THE INPUT:
■ ■ ■ ■ ■

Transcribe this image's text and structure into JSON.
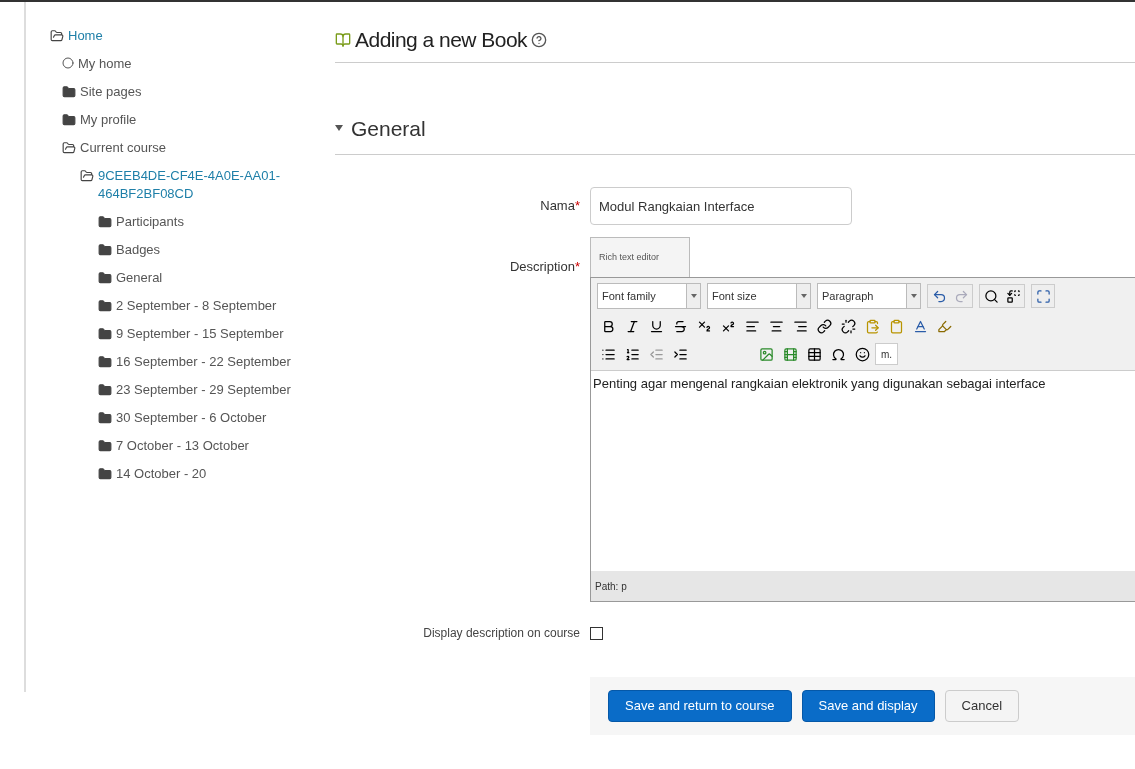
{
  "sidebar": {
    "items": [
      {
        "label": "Home",
        "kind": "link",
        "expanded": true,
        "children": [
          {
            "label": "My home",
            "kind": "page",
            "expanded": false
          },
          {
            "label": "Site pages",
            "kind": "branch",
            "expanded": false
          },
          {
            "label": "My profile",
            "kind": "branch",
            "expanded": false
          },
          {
            "label": "Current course",
            "kind": "branch",
            "expanded": true,
            "children": [
              {
                "label": "9CEEB4DE-CF4E-4A0E-AA01-464BF2BF08CD",
                "kind": "link",
                "expanded": true,
                "children": [
                  {
                    "label": "Participants",
                    "kind": "branch",
                    "expanded": false
                  },
                  {
                    "label": "Badges",
                    "kind": "branch",
                    "expanded": false
                  },
                  {
                    "label": "General",
                    "kind": "branch",
                    "expanded": false
                  },
                  {
                    "label": "2 September - 8 September",
                    "kind": "branch",
                    "expanded": false
                  },
                  {
                    "label": "9 September - 15 September",
                    "kind": "branch",
                    "expanded": false
                  },
                  {
                    "label": "16 September - 22 September",
                    "kind": "branch",
                    "expanded": false
                  },
                  {
                    "label": "23 September - 29 September",
                    "kind": "branch",
                    "expanded": false
                  },
                  {
                    "label": "30 September - 6 October",
                    "kind": "branch",
                    "expanded": false
                  },
                  {
                    "label": "7 October - 13 October",
                    "kind": "branch",
                    "expanded": false
                  },
                  {
                    "label": "14 October - 20",
                    "kind": "branch",
                    "expanded": false
                  }
                ]
              }
            ]
          }
        ]
      }
    ]
  },
  "page_title": "Adding a new Book",
  "section": {
    "title": "General",
    "expanded": true
  },
  "name_field": {
    "label": "Nama",
    "required_mark": "*",
    "value": "Modul Rangkaian Interface"
  },
  "description": {
    "label": "Description",
    "required_mark": "*",
    "editor_tab": "Rich text editor",
    "dropdowns": [
      "Font family",
      "Font size",
      "Paragraph"
    ],
    "toolbar_text_button": "m.",
    "text": "Penting agar mengenal rangkaian elektronik yang digunakan sebagai interface",
    "path": "Path: p"
  },
  "display_on_course": {
    "label": "Display description on course",
    "checked": false
  },
  "buttons": [
    {
      "label": "Save and return to course",
      "kind": "primary"
    },
    {
      "label": "Save and display",
      "kind": "primary"
    },
    {
      "label": "Cancel",
      "kind": "secondary"
    }
  ]
}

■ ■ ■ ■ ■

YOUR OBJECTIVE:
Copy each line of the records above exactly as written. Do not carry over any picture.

OUTPUT FOR THIS EXERCISE:
Transcribe this image's text and structure into JSON.
{
  "sidebar": {
    "items": [
      {
        "label": "Home",
        "kind": "link",
        "expanded": true,
        "children": [
          {
            "label": "My home",
            "kind": "page",
            "expanded": false
          },
          {
            "label": "Site pages",
            "kind": "branch",
            "expanded": false
          },
          {
            "label": "My profile",
            "kind": "branch",
            "expanded": false
          },
          {
            "label": "Current course",
            "kind": "branch",
            "expanded": true,
            "children": [
              {
                "label": "9CEEB4DE-CF4E-4A0E-AA01-464BF2BF08CD",
                "kind": "link",
                "expanded": true,
                "children": [
                  {
                    "label": "Participants",
                    "kind": "branch",
                    "expanded": false
                  },
                  {
                    "label": "Badges",
                    "kind": "branch",
                    "expanded": false
                  },
                  {
                    "label": "General",
                    "kind": "branch",
                    "expanded": false
                  },
                  {
                    "label": "2 September - 8 September",
                    "kind": "branch",
                    "expanded": false
                  },
                  {
                    "label": "9 September - 15 September",
                    "kind": "branch",
                    "expanded": false
                  },
                  {
                    "label": "16 September - 22 September",
                    "kind": "branch",
                    "expanded": false
                  },
                  {
                    "label": "23 September - 29 September",
                    "kind": "branch",
                    "expanded": false
                  },
                  {
                    "label": "30 September - 6 October",
                    "kind": "branch",
                    "expanded": false
                  },
                  {
                    "label": "7 October - 13 October",
                    "kind": "branch",
                    "expanded": false
                  },
                  {
                    "label": "14 October - 20",
                    "kind": "branch",
                    "expanded": false
                  }
                ]
              }
            ]
          }
        ]
      }
    ]
  },
  "page_title": "Adding a new Book",
  "section": {
    "title": "General",
    "expanded": true
  },
  "name_field": {
    "label": "Nama",
    "required_mark": "*",
    "value": "Modul Rangkaian Interface"
  },
  "description": {
    "label": "Description",
    "required_mark": "*",
    "editor_tab": "Rich text editor",
    "dropdowns": [
      "Font family",
      "Font size",
      "Paragraph"
    ],
    "toolbar_text_button": "m.",
    "text": "Penting agar mengenal rangkaian elektronik yang digunakan sebagai interface",
    "path": "Path: p"
  },
  "display_on_course": {
    "label": "Display description on course",
    "checked": false
  },
  "buttons": [
    {
      "label": "Save and return to course",
      "kind": "primary"
    },
    {
      "label": "Save and display",
      "kind": "primary"
    },
    {
      "label": "Cancel",
      "kind": "secondary"
    }
  ]
}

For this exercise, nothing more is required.